I'd watch the Suns for Devin Booker. He's a bad child.
Who are some of your favorite keyboardists?
When I was getting into the piano I was influenced primarily by these great men: 1. Leon Russell 2. Elton John 3. Dr. John 4. Otis Spann 5. Professor Longhair 6. Chuck Leavell. I got interested in the piano at age 17 because of Elton John's Tumbleweed Connection album and Joe Cocker's Mad Dogs and Englishmen record with all that great Leon Russell piano. So Elton and Leon, and then Keith Jarrett, who led me to Bill Evans, Dr. John, Professor Longhair, Bud Powell, Chick Corea, McCoy Tyner, and now modern classical music, composers like Elliott Carter, Arnold Schoenberg, Anton Webern, Olivier Messiaen, Gyorgy Ligeti, and more.
Who would you like to collaborate with that you haven't had a chance to work with yet?
At this point, no one really. Paul Simon asked about my playing on his last record, and of course I said an enthusiastic yes, but alas, it never came together.

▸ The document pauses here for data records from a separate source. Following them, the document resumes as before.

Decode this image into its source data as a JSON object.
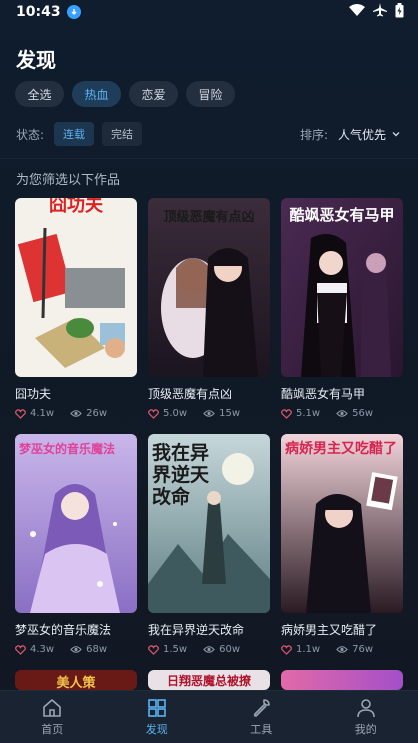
{
  "status": {
    "time": "10:43"
  },
  "page": {
    "title": "发现"
  },
  "genre_chips": [
    {
      "label": "全选",
      "active": false
    },
    {
      "label": "热血",
      "active": true
    },
    {
      "label": "恋爱",
      "active": false
    },
    {
      "label": "冒险",
      "active": false
    }
  ],
  "filters": {
    "status_label": "状态:",
    "status_options": [
      {
        "label": "连载",
        "active": true
      },
      {
        "label": "完结",
        "active": false
      }
    ],
    "sort_label": "排序:",
    "sort_value": "人气优先"
  },
  "section_label": "为您筛选以下作品",
  "comics": [
    {
      "title": "囧功夫",
      "likes": "4.1w",
      "views": "26w",
      "cover_text": "囧功夫"
    },
    {
      "title": "顶级恶魔有点凶",
      "likes": "5.0w",
      "views": "15w",
      "cover_text": "顶级恶魔有点凶"
    },
    {
      "title": "酷飒恶女有马甲",
      "likes": "5.1w",
      "views": "56w",
      "cover_text": "酷飒恶女有马甲"
    },
    {
      "title": "梦巫女的音乐魔法",
      "likes": "4.3w",
      "views": "68w",
      "cover_text": "梦巫女的音乐魔法"
    },
    {
      "title": "我在异界逆天改命",
      "likes": "1.5w",
      "views": "60w",
      "cover_text": "我在异界逆天改命"
    },
    {
      "title": "病娇男主又吃醋了",
      "likes": "1.1w",
      "views": "76w",
      "cover_text": "病娇男主又吃醋了"
    }
  ],
  "partial_covers": [
    {
      "cover_text": "美人策"
    },
    {
      "cover_text": "日翔恶魔总被撩"
    },
    {
      "cover_text": ""
    }
  ],
  "bottom_nav": [
    {
      "label": "首页",
      "icon": "home-icon",
      "active": false
    },
    {
      "label": "发现",
      "icon": "grid-icon",
      "active": true
    },
    {
      "label": "工具",
      "icon": "wrench-icon",
      "active": false
    },
    {
      "label": "我的",
      "icon": "user-icon",
      "active": false
    }
  ],
  "colors": {
    "accent": "#5cb2f2",
    "like": "#e2586d",
    "background": "#0f1d2e"
  }
}
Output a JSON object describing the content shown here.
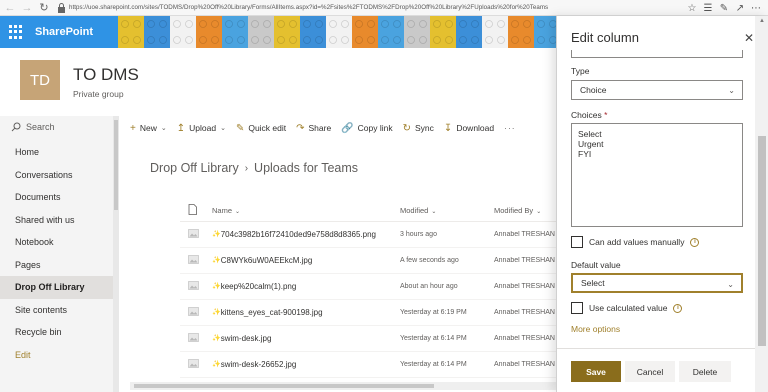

Bruce Hornsby and the Noisemakers play Celebrity Theatre on July 6. Tickets are $40 to $70 through Celebrity Theatre's website.